**How to complete this task**
Below are the records; repeat them in full, exactly.

Exercise material Block Start

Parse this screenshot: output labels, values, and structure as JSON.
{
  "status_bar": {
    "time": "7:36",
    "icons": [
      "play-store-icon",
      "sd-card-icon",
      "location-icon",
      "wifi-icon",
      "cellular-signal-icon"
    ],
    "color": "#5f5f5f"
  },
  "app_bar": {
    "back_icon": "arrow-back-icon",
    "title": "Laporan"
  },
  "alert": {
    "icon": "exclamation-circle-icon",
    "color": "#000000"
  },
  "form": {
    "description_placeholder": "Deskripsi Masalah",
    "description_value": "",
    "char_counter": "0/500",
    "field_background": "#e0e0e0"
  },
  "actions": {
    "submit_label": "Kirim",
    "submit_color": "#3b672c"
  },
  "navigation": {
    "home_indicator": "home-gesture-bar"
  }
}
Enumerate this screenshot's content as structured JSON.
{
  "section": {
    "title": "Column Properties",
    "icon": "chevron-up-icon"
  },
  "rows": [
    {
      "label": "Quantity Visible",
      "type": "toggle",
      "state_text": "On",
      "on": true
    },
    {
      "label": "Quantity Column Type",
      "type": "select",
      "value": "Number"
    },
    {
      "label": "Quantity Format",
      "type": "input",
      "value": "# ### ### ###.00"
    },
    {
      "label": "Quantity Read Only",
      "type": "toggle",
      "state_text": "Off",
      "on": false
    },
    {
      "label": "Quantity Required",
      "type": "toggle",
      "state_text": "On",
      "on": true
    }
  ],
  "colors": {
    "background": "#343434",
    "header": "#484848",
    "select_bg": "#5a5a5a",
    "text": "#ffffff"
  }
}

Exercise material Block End

**Response below**
Parse this screenshot: output labels, values, and structure as JSON.
{
  "status_bar": {
    "time": "7:36",
    "icons": [
      "play-store-icon",
      "sd-card-icon",
      "location-icon",
      "wifi-icon",
      "cellular-signal-icon"
    ],
    "color": "#5f5f5f"
  },
  "app_bar": {
    "back_icon": "arrow-back-icon",
    "title": "Laporan"
  },
  "alert": {
    "icon": "exclamation-circle-icon",
    "color": "#000000"
  },
  "form": {
    "description_placeholder": "Deskripsi Masalah",
    "description_value": "",
    "char_counter": "0/500",
    "field_background": "#e0e0e0"
  },
  "actions": {
    "submit_label": "Kirim",
    "submit_color": "#3b672c"
  },
  "navigation": {
    "home_indicator": "home-gesture-bar"
  }
}
Enumerate this screenshot's content as structured JSON.
{
  "section": {
    "title": "Column Properties",
    "icon": "chevron-up-icon"
  },
  "rows": [
    {
      "label": "Quantity Visible",
      "type": "toggle",
      "state_text": "On",
      "on": true
    },
    {
      "label": "Quantity Column Type",
      "type": "select",
      "value": "Number"
    },
    {
      "label": "Quantity Format",
      "type": "input",
      "value": "# ### ### ###.00"
    },
    {
      "label": "Quantity Read Only",
      "type": "toggle",
      "state_text": "Off",
      "on": false
    },
    {
      "label": "Quantity Required",
      "type": "toggle",
      "state_text": "On",
      "on": true
    }
  ],
  "colors": {
    "background": "#343434",
    "header": "#484848",
    "select_bg": "#5a5a5a",
    "text": "#ffffff"
  }
}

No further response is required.